  • Disney would have to bid for all of Sky at 14 pounds ($18.37) a share if it manages to acquire the entertainment assets of Murdoch’s 21st Century Fox Inc. before a bidding war for Sky between Fox and Comcast concludes, the Takeover Panel said in a statement.
  • The panel’s decision is unlikely to affect the outcome of the contest as the floor price is in line with Fox’s current bid for Sky and below the 14.75 pounds a share offer from Comcast.
  • Disney and Comcast are vying for Fox assets including a 39 percent stake in Sky. The Takeover Panel can uphold the interests of other Sky shareholders by forcing Disney and Comcast to buy them out at a minimum price. That price is calculated by examining the bids for the Fox assets and ascribing an implied valuation to the Sky stake. The Panel’s so-called chain principle mandates a full takeover bid for a company if a buyer acquires more than 30 percent of its shares, even if those shares are acquired as part of a larger deal.

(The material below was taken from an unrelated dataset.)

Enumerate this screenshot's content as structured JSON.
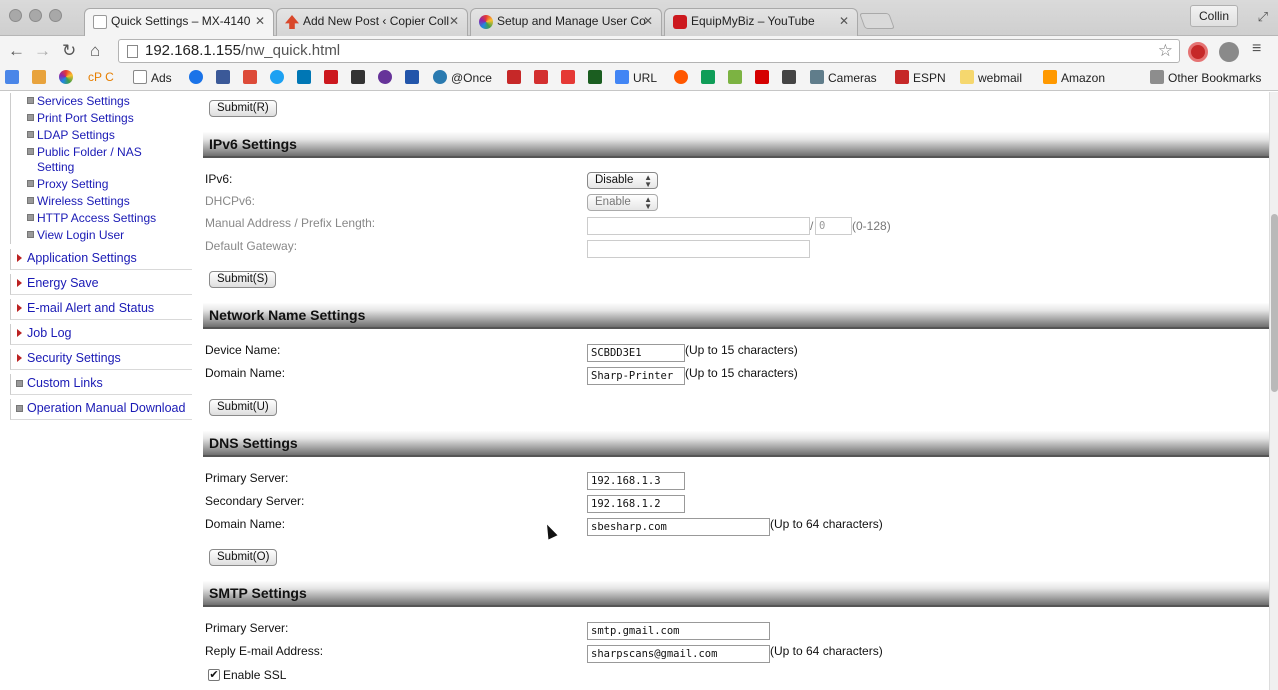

  • The panel had previously ruled, following Disney’s initial $52.4 billion bid for Fox, that a Disney offer for Sky would be required at 10.75 pounds a share. Disney has since increased its offer for the Fox bundle by 35 percent.
  • Sky is seeking to review the latest ruling, the panel said in the statement, without giving details of Sky’s concerns. “Each of Disney and Fox is considering its position,” it added.